## WHAT YOU NEED TO DO
Repeat the entries that follow, exactly as they are written.

#####

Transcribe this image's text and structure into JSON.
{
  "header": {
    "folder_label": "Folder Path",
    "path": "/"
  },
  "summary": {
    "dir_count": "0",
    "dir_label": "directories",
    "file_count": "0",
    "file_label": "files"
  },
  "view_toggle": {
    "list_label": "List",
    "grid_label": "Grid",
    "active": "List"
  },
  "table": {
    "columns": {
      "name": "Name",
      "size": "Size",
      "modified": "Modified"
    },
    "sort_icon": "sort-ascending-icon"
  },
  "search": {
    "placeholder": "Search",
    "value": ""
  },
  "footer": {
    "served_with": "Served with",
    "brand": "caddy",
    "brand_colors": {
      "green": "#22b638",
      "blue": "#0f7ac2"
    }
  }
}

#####

## OUTPUT
Transcribe this image's text and structure into JSON.
{
  "header": {
    "folder_label": "Folder Path",
    "path": "/"
  },
  "summary": {
    "dir_count": "0",
    "dir_label": "directories",
    "file_count": "0",
    "file_label": "files"
  },
  "view_toggle": {
    "list_label": "List",
    "grid_label": "Grid",
    "active": "List"
  },
  "table": {
    "columns": {
      "name": "Name",
      "size": "Size",
      "modified": "Modified"
    },
    "sort_icon": "sort-ascending-icon"
  },
  "search": {
    "placeholder": "Search",
    "value": ""
  },
  "footer": {
    "served_with": "Served with",
    "brand": "caddy",
    "brand_colors": {
      "green": "#22b638",
      "blue": "#0f7ac2"
    }
  }
}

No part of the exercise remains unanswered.